• **Task details**: Return the records that follow, matching each one exactly.

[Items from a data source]
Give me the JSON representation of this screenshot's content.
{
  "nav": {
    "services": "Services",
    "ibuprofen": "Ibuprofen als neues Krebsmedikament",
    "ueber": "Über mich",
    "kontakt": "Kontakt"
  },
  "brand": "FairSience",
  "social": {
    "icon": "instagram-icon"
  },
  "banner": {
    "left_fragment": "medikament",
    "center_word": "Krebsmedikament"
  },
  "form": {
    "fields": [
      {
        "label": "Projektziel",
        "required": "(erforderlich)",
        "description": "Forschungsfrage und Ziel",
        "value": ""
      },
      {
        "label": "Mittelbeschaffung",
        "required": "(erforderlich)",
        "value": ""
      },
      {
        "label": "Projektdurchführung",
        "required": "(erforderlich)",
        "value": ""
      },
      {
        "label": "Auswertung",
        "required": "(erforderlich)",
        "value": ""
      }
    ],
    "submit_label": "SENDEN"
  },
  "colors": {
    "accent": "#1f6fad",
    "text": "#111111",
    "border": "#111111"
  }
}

• **Exercise solution**:
Give me the JSON representation of this screenshot's content.
{
  "nav": {
    "services": "Services",
    "ibuprofen": "Ibuprofen als neues Krebsmedikament",
    "ueber": "Über mich",
    "kontakt": "Kontakt"
  },
  "brand": "FairSience",
  "social": {
    "icon": "instagram-icon"
  },
  "banner": {
    "left_fragment": "medikament",
    "center_word": "Krebsmedikament"
  },
  "form": {
    "fields": [
      {
        "label": "Projektziel",
        "required": "(erforderlich)",
        "description": "Forschungsfrage und Ziel",
        "value": ""
      },
      {
        "label": "Mittelbeschaffung",
        "required": "(erforderlich)",
        "value": ""
      },
      {
        "label": "Projektdurchführung",
        "required": "(erforderlich)",
        "value": ""
      },
      {
        "label": "Auswertung",
        "required": "(erforderlich)",
        "value": ""
      }
    ],
    "submit_label": "SENDEN"
  },
  "colors": {
    "accent": "#1f6fad",
    "text": "#111111",
    "border": "#111111"
  }
}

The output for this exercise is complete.